Mooney may soon fill the role once filled by Taylor Gabriel, who missed much of the 2019 season due to injury. With his first NFL reception, Mooney showed the type of elusiveness that can spread the field and keep defenses guessing.
"We got the same look that we got in practice," said Mooney. "It looked the same way. I just knew I had to show my speed and they would respect that. During the route, I knew the ball would be there before I even broke. Just locate the ball and run my route and make something happen after that."
Even after making the 53-man roster, Mooney wasn't a sure thing to make an impact. Riley Ridley, the Bears' fourth-round pick in 2019, didn't appear until Week 12 last season. However, Mooney was confident going into Detroit.

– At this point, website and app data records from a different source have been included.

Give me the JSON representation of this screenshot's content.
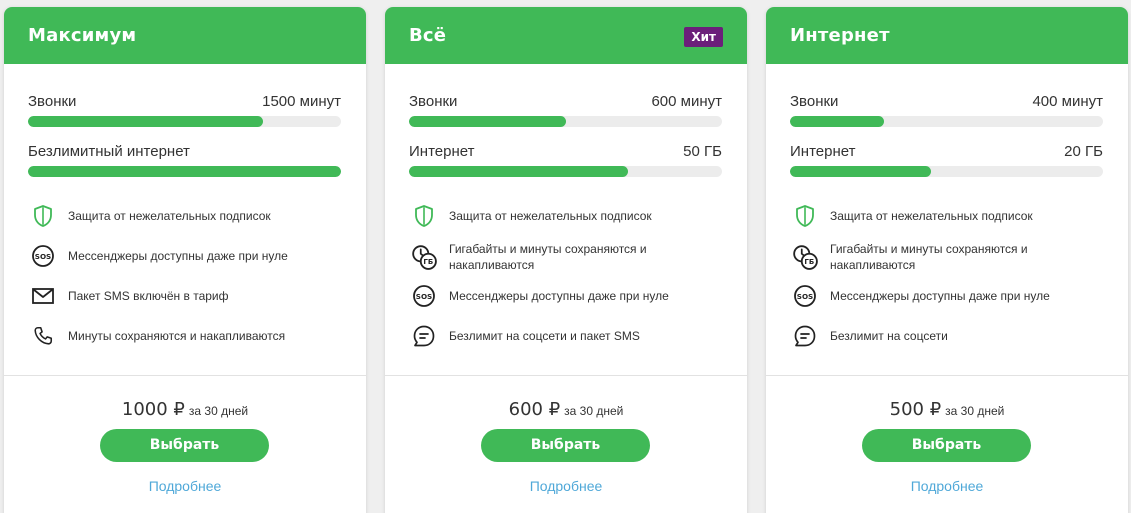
{
  "tariffs": [
    {
      "name": "Максимум",
      "badge": "",
      "meters": [
        {
          "label": "Звонки",
          "value": "1500 минут",
          "fill": 0.75
        },
        {
          "label": "Безлимитный интернет",
          "value": "",
          "fill": 1.0
        }
      ],
      "features": [
        {
          "icon": "shield-icon",
          "text": "Защита от нежелательных подписок"
        },
        {
          "icon": "sos-icon",
          "text": "Мессенджеры доступны даже при нуле"
        },
        {
          "icon": "envelope-icon",
          "text": "Пакет SMS включён в тариф"
        },
        {
          "icon": "phone-icon",
          "text": "Минуты сохраняются и накапливаются"
        }
      ],
      "price": "1000 ₽",
      "period": "за 30 дней",
      "button": "Выбрать",
      "more": "Подробнее"
    },
    {
      "name": "Всё",
      "badge": "Хит",
      "meters": [
        {
          "label": "Звонки",
          "value": "600 минут",
          "fill": 0.5
        },
        {
          "label": "Интернет",
          "value": "50 ГБ",
          "fill": 0.7
        }
      ],
      "features": [
        {
          "icon": "shield-icon",
          "text": "Защита от нежелательных подписок"
        },
        {
          "icon": "rollover-icon",
          "text": "Гигабайты и минуты сохраняются и накапливаются"
        },
        {
          "icon": "sos-icon",
          "text": "Мессенджеры доступны даже при нуле"
        },
        {
          "icon": "chat-icon",
          "text": "Безлимит на соцсети и пакет SMS"
        }
      ],
      "price": "600 ₽",
      "period": "за 30 дней",
      "button": "Выбрать",
      "more": "Подробнее"
    },
    {
      "name": "Интернет",
      "badge": "",
      "meters": [
        {
          "label": "Звонки",
          "value": "400 минут",
          "fill": 0.3
        },
        {
          "label": "Интернет",
          "value": "20 ГБ",
          "fill": 0.45
        }
      ],
      "features": [
        {
          "icon": "shield-icon",
          "text": "Защита от нежелательных подписок"
        },
        {
          "icon": "rollover-icon",
          "text": "Гигабайты и минуты сохраняются и накапливаются"
        },
        {
          "icon": "sos-icon",
          "text": "Мессенджеры доступны даже при нуле"
        },
        {
          "icon": "chat-icon",
          "text": "Безлимит на соцсети"
        }
      ],
      "price": "500 ₽",
      "period": "за 30 дней",
      "button": "Выбрать",
      "more": "Подробнее"
    }
  ],
  "colors": {
    "accent": "#40b957",
    "badge": "#6b1f7a",
    "link": "#4fa8d8",
    "track": "#ececec"
  }
}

"I didn't have any jitters," said Mooney. "I was more normal. I was actually more calmer than I was before any game. I didn't even listen to music pregame. I was calm. Kinda way too chill."
Mooney's most significant adjustment may have been how slow the game moved. Mooney played in a no-huddle offense at Tulane that prioritized playing at breakneck speed.
Assuming Mooney can stay on his current trajectory, Furrey sees big things coming for the rookie receiver.
"We saw the speed that he provides to our offense, to our room," said Furrey," but I just think when you go back, you look at him as the player that he is. He's very mature, and to have patience like that in a game, to put the jets on to get your depth for your first route in the NFL, you know you're getting the ball – I think that shows a really bright future for this young man."
Mooney is listed as three inches taller than Gabriel and doesn't see himself as limited to playing as a slot receiver.
"I feel like I can play anywhere on the field, outside, inside," said Mooney. "Wherever coach [Matt] Nagy wants me to be, I'm available anywhere, at any time, on the field. I'm confident and comfortable anywhere."
Mooney's primary goal at the moment is to earn the trust of the coaching staff and carve out a more prominent role for himself in Nagy's offense.
"Just being a bigger playmaker during the season," said Mooney. "As the season goes, gaining a more stronger role. Having the coaches gain more confidence in me and trusting me with what I can do. Just letting me ball out."